Lines in the records below that contain the word "properties" must each be copied.

# # # # # # #

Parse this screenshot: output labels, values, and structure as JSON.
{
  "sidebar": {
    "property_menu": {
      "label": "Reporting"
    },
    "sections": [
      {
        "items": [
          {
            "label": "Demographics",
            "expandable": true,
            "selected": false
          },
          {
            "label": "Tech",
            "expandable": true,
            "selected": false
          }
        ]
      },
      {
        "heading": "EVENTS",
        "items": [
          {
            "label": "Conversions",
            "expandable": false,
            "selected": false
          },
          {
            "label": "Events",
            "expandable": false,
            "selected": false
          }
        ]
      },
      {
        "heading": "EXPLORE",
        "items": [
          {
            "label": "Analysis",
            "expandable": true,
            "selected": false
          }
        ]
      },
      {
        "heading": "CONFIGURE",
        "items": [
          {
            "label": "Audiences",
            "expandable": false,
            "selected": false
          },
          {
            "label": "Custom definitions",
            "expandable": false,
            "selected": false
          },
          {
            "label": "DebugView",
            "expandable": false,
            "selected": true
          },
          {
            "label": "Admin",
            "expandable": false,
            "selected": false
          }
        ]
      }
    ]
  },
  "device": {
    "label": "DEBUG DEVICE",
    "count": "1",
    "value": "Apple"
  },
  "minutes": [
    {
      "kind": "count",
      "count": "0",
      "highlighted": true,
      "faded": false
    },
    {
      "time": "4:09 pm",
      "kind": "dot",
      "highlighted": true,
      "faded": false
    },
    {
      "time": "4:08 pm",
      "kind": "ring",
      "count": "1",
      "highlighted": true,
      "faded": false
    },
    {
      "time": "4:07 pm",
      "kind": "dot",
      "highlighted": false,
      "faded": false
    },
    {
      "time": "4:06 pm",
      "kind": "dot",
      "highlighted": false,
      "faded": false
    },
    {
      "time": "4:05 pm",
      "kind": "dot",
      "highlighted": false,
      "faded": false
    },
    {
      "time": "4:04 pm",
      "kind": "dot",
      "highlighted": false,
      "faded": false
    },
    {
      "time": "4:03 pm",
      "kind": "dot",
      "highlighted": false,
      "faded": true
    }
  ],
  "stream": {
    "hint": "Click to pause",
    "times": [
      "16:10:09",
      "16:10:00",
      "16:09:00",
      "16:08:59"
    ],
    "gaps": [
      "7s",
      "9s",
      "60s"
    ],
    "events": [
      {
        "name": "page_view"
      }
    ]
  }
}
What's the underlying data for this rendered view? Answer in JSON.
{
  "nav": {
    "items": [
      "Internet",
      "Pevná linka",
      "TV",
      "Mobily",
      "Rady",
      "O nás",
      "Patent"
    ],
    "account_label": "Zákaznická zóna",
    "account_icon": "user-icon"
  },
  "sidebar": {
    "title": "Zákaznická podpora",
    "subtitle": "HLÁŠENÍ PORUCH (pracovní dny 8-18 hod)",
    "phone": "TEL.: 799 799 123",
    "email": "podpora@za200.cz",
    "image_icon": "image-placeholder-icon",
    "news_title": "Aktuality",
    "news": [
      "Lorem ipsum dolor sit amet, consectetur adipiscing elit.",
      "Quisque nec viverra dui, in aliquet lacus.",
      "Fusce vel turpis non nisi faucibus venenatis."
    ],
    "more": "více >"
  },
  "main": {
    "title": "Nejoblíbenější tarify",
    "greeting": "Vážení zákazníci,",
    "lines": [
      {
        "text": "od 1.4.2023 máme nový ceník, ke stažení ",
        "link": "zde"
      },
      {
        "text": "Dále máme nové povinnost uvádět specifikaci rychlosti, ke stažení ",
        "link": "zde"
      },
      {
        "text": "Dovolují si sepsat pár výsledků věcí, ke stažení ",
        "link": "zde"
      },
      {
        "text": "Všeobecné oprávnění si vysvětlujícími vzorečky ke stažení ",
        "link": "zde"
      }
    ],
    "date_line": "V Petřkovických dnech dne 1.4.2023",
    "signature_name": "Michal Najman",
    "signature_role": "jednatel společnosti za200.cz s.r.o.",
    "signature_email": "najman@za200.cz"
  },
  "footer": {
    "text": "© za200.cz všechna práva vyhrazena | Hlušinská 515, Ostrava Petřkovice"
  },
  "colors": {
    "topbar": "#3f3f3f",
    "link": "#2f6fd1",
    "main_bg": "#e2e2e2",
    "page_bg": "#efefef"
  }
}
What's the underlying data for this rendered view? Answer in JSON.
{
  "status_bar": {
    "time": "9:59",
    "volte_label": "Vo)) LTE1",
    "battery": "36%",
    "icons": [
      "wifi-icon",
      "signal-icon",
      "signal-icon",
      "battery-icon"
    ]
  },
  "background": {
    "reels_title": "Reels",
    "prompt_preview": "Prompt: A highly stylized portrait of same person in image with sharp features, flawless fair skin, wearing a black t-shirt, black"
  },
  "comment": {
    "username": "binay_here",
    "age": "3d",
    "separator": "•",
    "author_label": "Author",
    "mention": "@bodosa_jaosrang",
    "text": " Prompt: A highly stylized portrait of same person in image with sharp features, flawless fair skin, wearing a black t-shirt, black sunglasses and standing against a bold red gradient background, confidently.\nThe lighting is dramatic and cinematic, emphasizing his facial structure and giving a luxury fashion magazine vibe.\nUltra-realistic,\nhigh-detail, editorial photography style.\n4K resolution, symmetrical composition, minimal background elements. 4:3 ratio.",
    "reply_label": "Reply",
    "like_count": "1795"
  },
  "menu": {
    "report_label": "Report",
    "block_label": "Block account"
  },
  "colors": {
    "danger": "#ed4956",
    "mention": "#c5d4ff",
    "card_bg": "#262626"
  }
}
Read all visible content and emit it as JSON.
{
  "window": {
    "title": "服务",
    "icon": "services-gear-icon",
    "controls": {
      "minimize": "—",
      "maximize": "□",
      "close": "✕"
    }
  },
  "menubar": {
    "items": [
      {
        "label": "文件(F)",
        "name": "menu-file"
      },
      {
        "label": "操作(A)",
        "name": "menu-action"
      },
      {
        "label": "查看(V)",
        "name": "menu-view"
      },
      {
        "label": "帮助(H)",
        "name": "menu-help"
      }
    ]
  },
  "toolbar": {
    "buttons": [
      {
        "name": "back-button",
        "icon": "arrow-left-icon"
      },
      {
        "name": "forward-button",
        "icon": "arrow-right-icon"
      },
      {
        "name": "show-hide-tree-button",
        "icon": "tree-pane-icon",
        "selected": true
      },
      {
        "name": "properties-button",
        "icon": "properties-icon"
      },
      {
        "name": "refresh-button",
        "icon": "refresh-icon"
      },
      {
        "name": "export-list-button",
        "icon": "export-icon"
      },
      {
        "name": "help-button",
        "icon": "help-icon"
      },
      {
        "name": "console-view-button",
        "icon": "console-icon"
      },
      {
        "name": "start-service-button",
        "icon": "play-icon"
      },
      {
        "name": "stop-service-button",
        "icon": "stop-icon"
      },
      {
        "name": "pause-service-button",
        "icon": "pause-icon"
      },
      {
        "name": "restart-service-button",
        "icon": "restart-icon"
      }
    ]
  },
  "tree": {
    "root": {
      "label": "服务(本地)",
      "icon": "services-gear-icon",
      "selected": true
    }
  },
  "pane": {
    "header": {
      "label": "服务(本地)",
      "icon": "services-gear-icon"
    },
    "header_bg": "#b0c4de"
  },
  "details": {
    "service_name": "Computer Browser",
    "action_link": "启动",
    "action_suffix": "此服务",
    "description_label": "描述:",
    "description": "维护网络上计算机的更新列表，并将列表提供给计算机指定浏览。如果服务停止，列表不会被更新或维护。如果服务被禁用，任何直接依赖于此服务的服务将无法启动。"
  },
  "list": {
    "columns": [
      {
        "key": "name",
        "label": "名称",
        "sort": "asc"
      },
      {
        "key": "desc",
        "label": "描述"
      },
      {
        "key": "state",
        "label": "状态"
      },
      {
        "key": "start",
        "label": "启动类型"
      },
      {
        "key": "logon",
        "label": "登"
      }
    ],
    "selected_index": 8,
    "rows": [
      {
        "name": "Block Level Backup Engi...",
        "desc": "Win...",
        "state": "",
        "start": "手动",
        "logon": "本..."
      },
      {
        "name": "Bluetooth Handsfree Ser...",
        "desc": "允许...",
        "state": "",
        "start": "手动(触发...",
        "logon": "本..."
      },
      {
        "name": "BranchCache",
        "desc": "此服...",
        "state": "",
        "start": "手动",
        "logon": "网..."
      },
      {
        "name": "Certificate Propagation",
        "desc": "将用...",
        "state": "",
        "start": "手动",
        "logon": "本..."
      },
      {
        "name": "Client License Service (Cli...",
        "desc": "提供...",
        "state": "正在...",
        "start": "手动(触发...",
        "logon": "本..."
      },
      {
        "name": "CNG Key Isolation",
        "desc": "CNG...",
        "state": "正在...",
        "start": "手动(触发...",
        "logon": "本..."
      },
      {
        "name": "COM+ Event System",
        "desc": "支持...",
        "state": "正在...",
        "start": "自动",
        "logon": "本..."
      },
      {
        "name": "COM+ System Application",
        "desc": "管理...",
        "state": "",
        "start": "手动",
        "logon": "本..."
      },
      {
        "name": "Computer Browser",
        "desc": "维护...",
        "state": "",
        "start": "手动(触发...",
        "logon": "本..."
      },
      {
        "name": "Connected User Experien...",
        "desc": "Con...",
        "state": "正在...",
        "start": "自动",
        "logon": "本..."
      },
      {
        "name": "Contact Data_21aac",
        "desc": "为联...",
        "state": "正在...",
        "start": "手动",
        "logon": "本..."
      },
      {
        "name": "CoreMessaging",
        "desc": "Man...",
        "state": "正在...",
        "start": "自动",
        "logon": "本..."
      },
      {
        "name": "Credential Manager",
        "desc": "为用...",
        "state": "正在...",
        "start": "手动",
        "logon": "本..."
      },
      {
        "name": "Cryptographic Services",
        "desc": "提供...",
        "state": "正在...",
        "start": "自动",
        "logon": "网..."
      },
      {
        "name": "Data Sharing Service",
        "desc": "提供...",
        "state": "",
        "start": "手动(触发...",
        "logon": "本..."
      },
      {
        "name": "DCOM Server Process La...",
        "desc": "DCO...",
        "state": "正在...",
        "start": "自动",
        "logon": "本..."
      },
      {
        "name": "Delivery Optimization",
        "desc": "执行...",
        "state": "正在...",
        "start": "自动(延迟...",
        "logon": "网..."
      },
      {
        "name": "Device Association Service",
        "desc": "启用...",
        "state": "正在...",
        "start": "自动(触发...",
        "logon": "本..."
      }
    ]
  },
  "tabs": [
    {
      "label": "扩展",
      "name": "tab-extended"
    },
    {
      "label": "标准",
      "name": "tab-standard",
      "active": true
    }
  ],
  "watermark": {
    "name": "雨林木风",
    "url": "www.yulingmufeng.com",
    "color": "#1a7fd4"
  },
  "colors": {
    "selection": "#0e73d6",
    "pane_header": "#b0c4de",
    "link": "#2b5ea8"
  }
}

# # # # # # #

Expected answer:
        "name": "properties-button",
        "icon": "properties-icon"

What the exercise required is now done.